Wandering Around Cotehele House In The Rain ~ Traces Of The Past


Cotehele House in the Tamar Valley in Cornwall began life around 1300 when it was owned by a family of the same name. Fifty years on, a marriage delivered it into the Edgcumbe family who owned it for the next (almost) 600 years. These new owners remodelled the house in the 15th, 16th, and 19th centuries, as well as building themselves another (their principal) house further down the Tamar River at Mount Edgecumbe.

In 1947 the 6th Earl gave the house to the nation in lieu of death duties, and it is now owned by the National Trust, one of their more atmospheric  properties. It was particularly atmospheric on the rainy May day when we were last there, and also on the rainy December day when we went there to see the famous Christmas garland.


15th century Gatehouse


The house has extensive grounds. In the 16th century there were two parks and orchards. The 1730s estate map also shows a bowling green, and the dovecote of the first photo. This dates from around the end of 16th century. The lantern top provided access for the birds, which were of course cropped for meat.

The gardens we see to today were most shaped in the late 19th and early 20th centuries and extend to around 6 acres: lovely even on a wet, and gloomy Cornish day.






Thursday’s Special: Traces of the Past

The Cotehele Christmas Garland


Even on the dreariest, dankest of days Cotehele is a magical place. For nearly 600 years this medieval-Tudor house was the home of the Edgecumbe family who aquired it through marriage in 1353. In 1947 it passed into the ownership of the National Trust in lieu of death duties.  Naturally, December is not the best time to visit, not if you wish to see the main house, or wander in the gardens. But from mid-November to 31st December Cotehele does have one very special attraction that makes it well worth the trip up winding, narrow lanes and into the mysterious Tamar River hinterland.

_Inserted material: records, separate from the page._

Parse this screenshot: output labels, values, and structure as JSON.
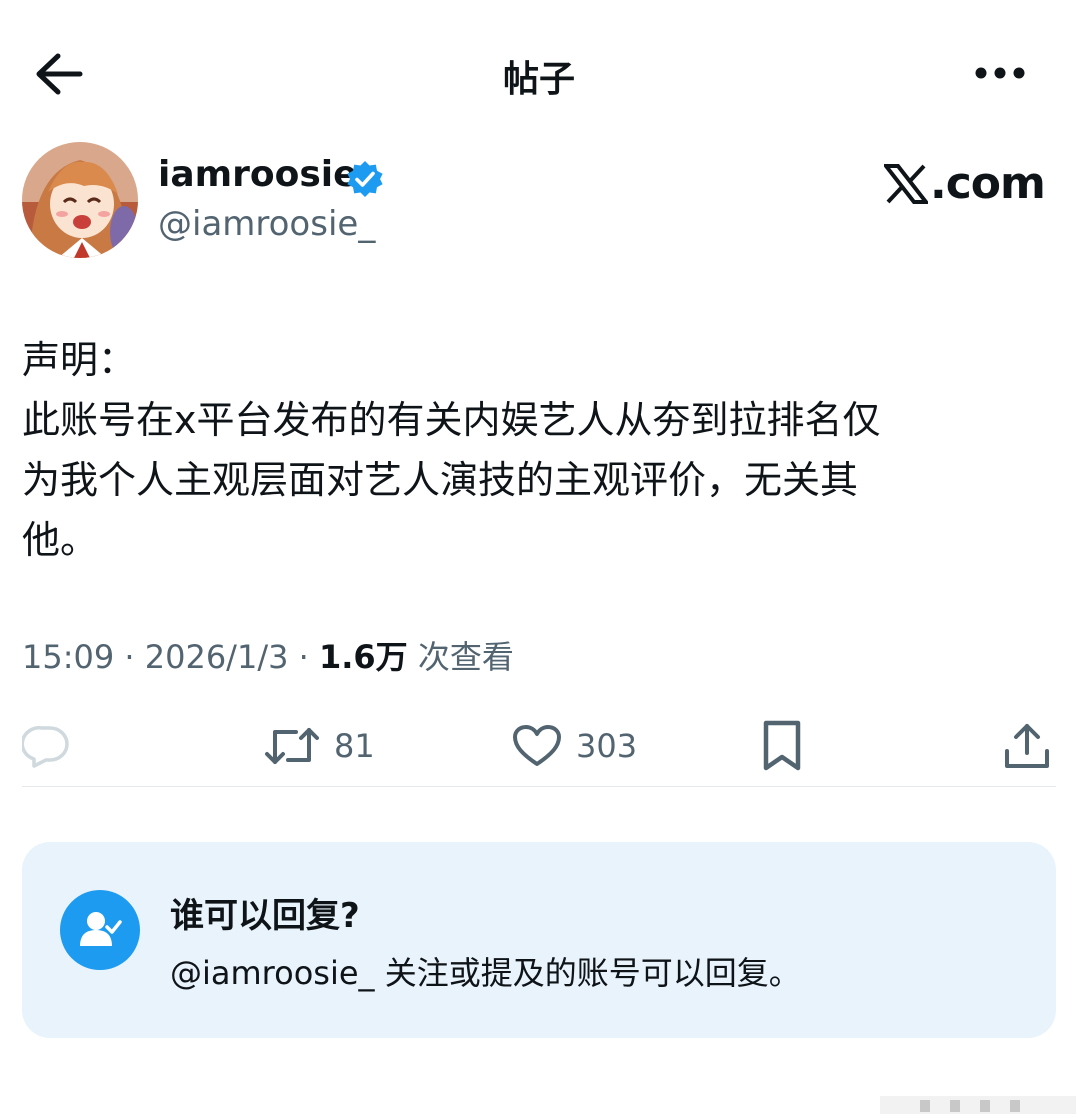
{
  "header": {
    "title": "帖子",
    "back_icon": "arrow-left-icon",
    "more_icon": "more-horizontal-icon"
  },
  "author": {
    "name": "iamroosie",
    "handle": "@iamroosie_",
    "verified": true
  },
  "watermark": {
    "text": "𝕏.com"
  },
  "post": {
    "lines": [
      "声明：",
      "此账号在x平台发布的有关内娱艺人从夯到拉排名仅",
      "为我个人主观层面对艺人演技的主观评价，无关其",
      "他。"
    ],
    "time": "15:09",
    "date": "2026/1/3",
    "views_count": "1.6万",
    "views_label": "次查看"
  },
  "actions": {
    "reply_icon": "reply-icon",
    "repost_icon": "repost-icon",
    "repost_count": "81",
    "like_icon": "heart-icon",
    "like_count": "303",
    "bookmark_icon": "bookmark-icon",
    "share_icon": "share-icon"
  },
  "reply_settings": {
    "title": "谁可以回复?",
    "description": "@iamroosie_ 关注或提及的账号可以回复。"
  },
  "colors": {
    "accent": "#1d9bf0",
    "text": "#0f1419",
    "secondary": "#536471",
    "card_bg": "#e9f3fb"
  }
}
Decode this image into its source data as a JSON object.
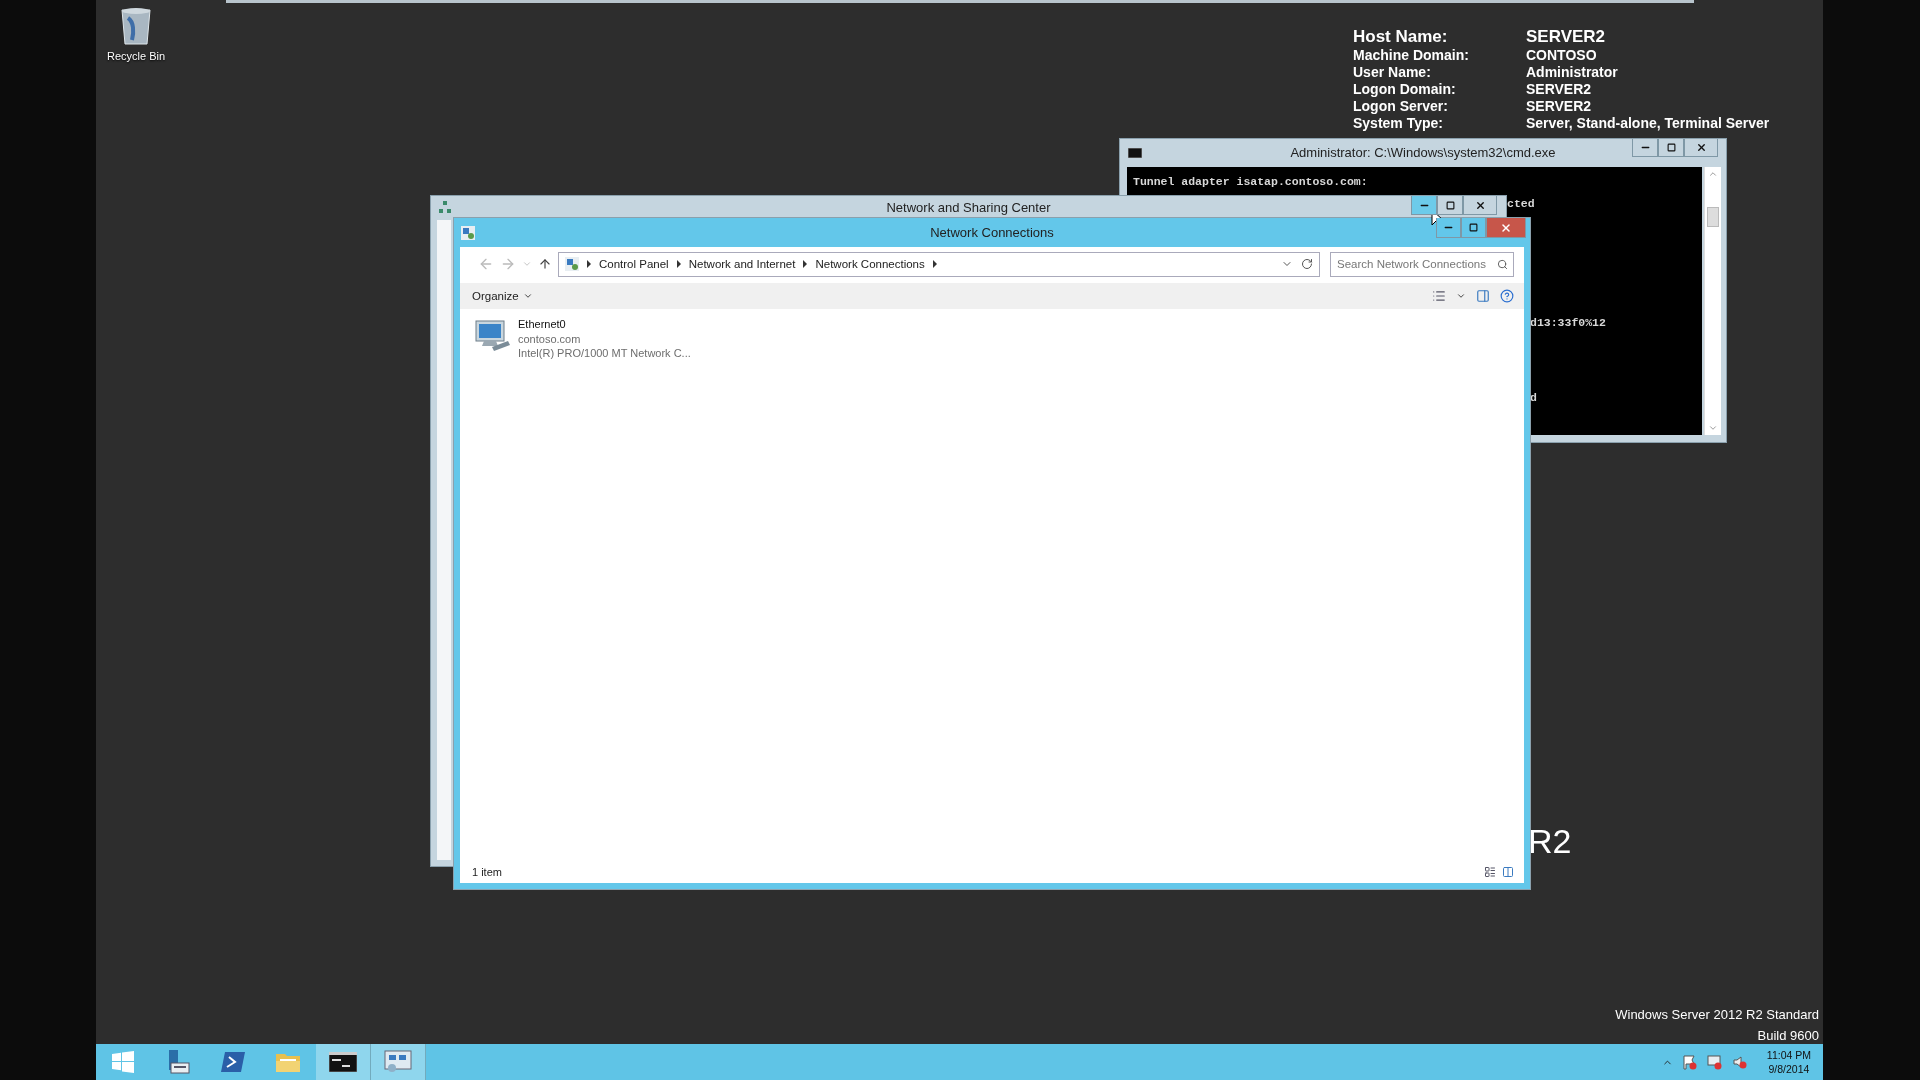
{
  "desktop_icons": [
    {
      "label": "Recycle Bin"
    }
  ],
  "system_info": [
    {
      "label": "Host Name:",
      "value": "SERVER2"
    },
    {
      "label": "Machine Domain:",
      "value": "CONTOSO"
    },
    {
      "label": "User Name:",
      "value": "Administrator"
    },
    {
      "label": "Logon Domain:",
      "value": "SERVER2"
    },
    {
      "label": "Logon Server:",
      "value": "SERVER2"
    },
    {
      "label": "System Type:",
      "value": "Server, Stand-alone, Terminal Server"
    }
  ],
  "cmd_window": {
    "title": "Administrator: C:\\Windows\\system32\\cmd.exe",
    "lines": [
      "Tunnel adapter isatap.contoso.com:",
      "cted",
      "d13:33f0%12",
      "d"
    ]
  },
  "sharing_center_window": {
    "title": "Network and Sharing Center",
    "minimize_hovered": true
  },
  "connections_window": {
    "title": "Network Connections",
    "breadcrumb": [
      "Control Panel",
      "Network and Internet",
      "Network Connections"
    ],
    "search": {
      "placeholder": "Search Network Connections"
    },
    "organize": "Organize",
    "items": [
      {
        "name": "Ethernet0",
        "network": "contoso.com",
        "adapter": "Intel(R) PRO/1000 MT Network C..."
      }
    ],
    "status": "1 item"
  },
  "wallpaper_text": "R2",
  "edition": [
    "Windows Server 2012 R2 Standard",
    "Build 9600"
  ],
  "taskbar": {
    "apps": [
      {
        "kind": "start",
        "active": false
      },
      {
        "kind": "server-manager",
        "active": false
      },
      {
        "kind": "powershell",
        "active": false
      },
      {
        "kind": "explorer",
        "active": false
      },
      {
        "kind": "cmd",
        "active": true
      },
      {
        "kind": "network",
        "active": true
      }
    ],
    "clock": {
      "time": "11:04 PM",
      "date": "9/8/2014"
    }
  }
}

Every year in the Great Hall, and with a log fire flickering in the grate below, an epic swag of dried flowers is hung from the rafters to brighten the festive season.

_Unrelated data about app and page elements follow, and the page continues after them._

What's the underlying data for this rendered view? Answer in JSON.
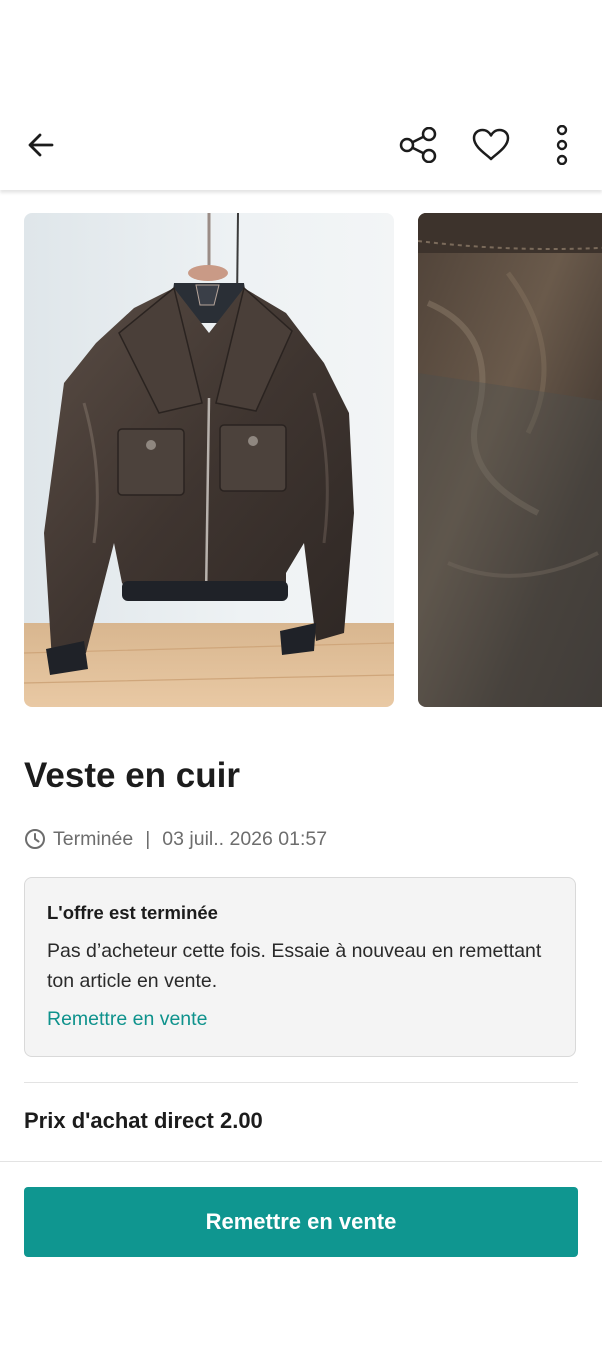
{
  "header": {
    "back_icon": "arrow-left-icon",
    "share_icon": "share-icon",
    "favorite_icon": "heart-icon",
    "more_icon": "more-vertical-icon"
  },
  "gallery": {
    "photos": [
      {
        "name": "leather-jacket-on-hanger-photo"
      },
      {
        "name": "leather-texture-closeup-photo"
      }
    ]
  },
  "item": {
    "title": "Veste en cuir",
    "status": "Terminée",
    "separator": "|",
    "end_date": "03 juil.. 2026 01:57"
  },
  "notice": {
    "title": "L'offre est terminée",
    "body": "Pas d’acheteur cette fois. Essaie à nouveau en remettant ton article en vente.",
    "link": "Remettre en vente"
  },
  "price": {
    "label": "Prix d'achat direct 2.00"
  },
  "cta": {
    "label": "Remettre en vente"
  },
  "colors": {
    "accent": "#0f9690",
    "link": "#0e928c",
    "text": "#1c1c1c",
    "muted": "#6d6d6d"
  }
}
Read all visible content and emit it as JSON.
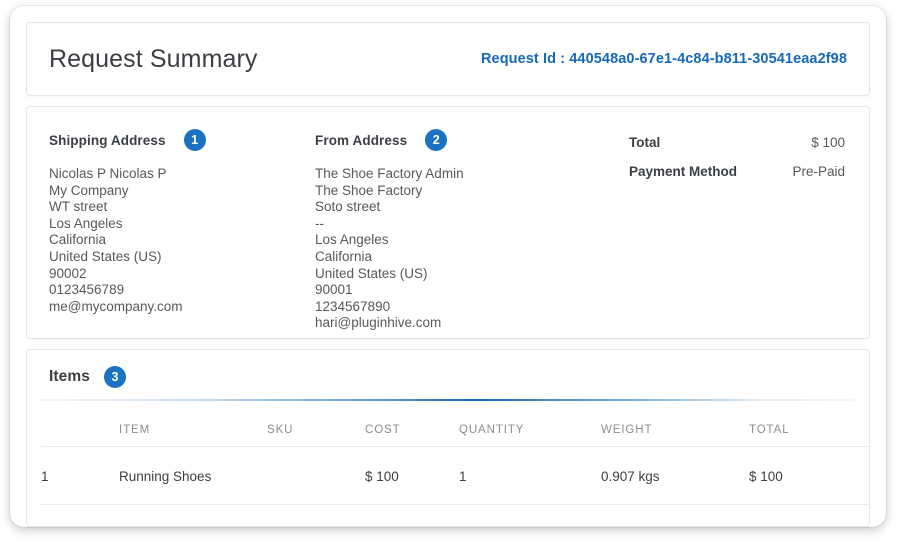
{
  "header": {
    "title": "Request Summary",
    "request_id_label": "Request Id : 440548a0-67e1-4c84-b811-30541eaa2f98",
    "accent_color": "#1668b8"
  },
  "addresses": {
    "shipping": {
      "heading": "Shipping Address",
      "badge": "1",
      "lines": [
        "Nicolas P Nicolas P",
        "My Company",
        "WT street",
        "Los Angeles",
        "California",
        "United States (US)",
        "90002",
        "0123456789",
        "me@mycompany.com"
      ]
    },
    "from": {
      "heading": "From Address",
      "badge": "2",
      "lines": [
        "The Shoe Factory Admin",
        "The Shoe Factory",
        "Soto street",
        "--",
        "Los Angeles",
        "California",
        "United States (US)",
        "90001",
        "1234567890",
        "hari@pluginhive.com"
      ]
    }
  },
  "summary": {
    "rows": [
      {
        "label": "Total",
        "value": "$ 100"
      },
      {
        "label": "Payment Method",
        "value": "Pre-Paid"
      }
    ]
  },
  "items": {
    "heading": "Items",
    "badge": "3",
    "columns": [
      "",
      "ITEM",
      "SKU",
      "COST",
      "QUANTITY",
      "WEIGHT",
      "TOTAL"
    ],
    "rows": [
      {
        "index": "1",
        "item": "Running Shoes",
        "sku": "",
        "cost": "$ 100",
        "quantity": "1",
        "weight": "0.907 kgs",
        "total": "$ 100"
      }
    ]
  }
}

The garland comprises one hundred feet of rope dressed with 46,000 dried flowers, all of which are grown on the Cotehele estate.  When you step into the Hall there is the faintest scent of summer hay, all of which puts one in mind of old English Hardy-esque midsummer relevry, and brings on a fit of nostalgia for the rustic yesteryear that probably never was.

But it does not matter. As invented traditions go (and the notion for it began in 1956), the garland is beautiful, and a darn sight more picturesque than that other English invention of similar vintage – the Ploughman’s Lunch that is still found lingering dolefully on most pub menus.

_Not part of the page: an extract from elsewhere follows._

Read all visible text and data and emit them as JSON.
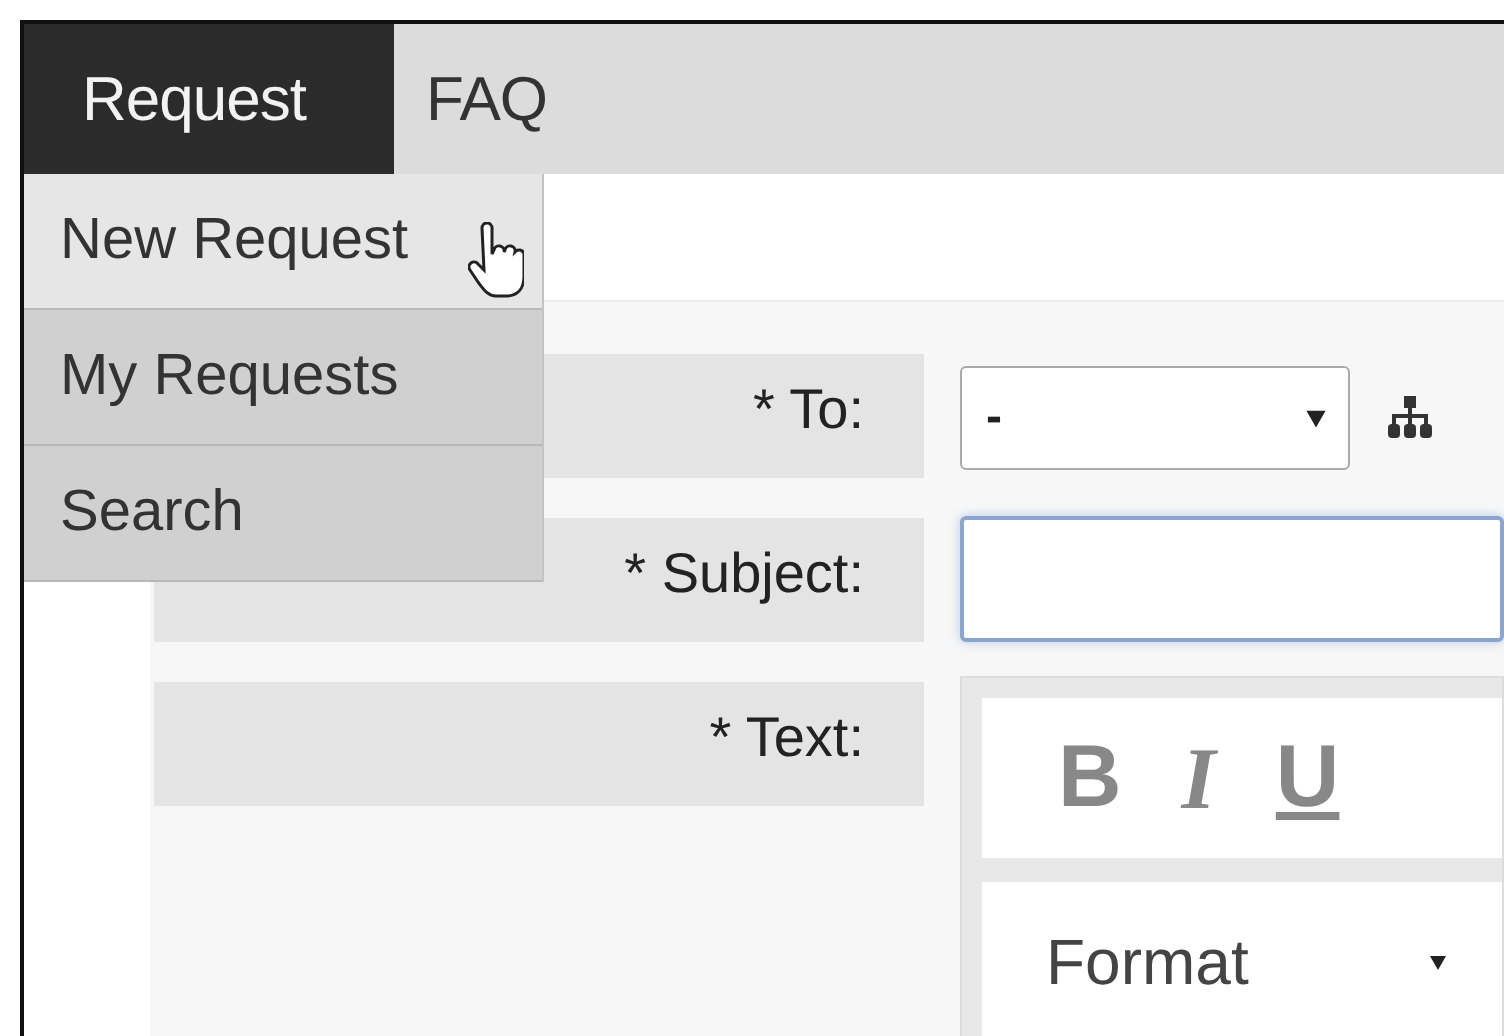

The garland takes staff and volunteers two weeks to construct. The base is made up of cuttings from 60 evergreen pittosporum trees. Added to these are statice, grasses, helichrysum, pink pokers, xerochrysum, acrolineum and helipterum. The whole creation lifts the spirits, and in the darkest days of the year, what more could one ask for, that and a delicious bowl of homemade soup in the National Trust tea room?




Cotehele Great Hall

copyright 2016 Tish Farrell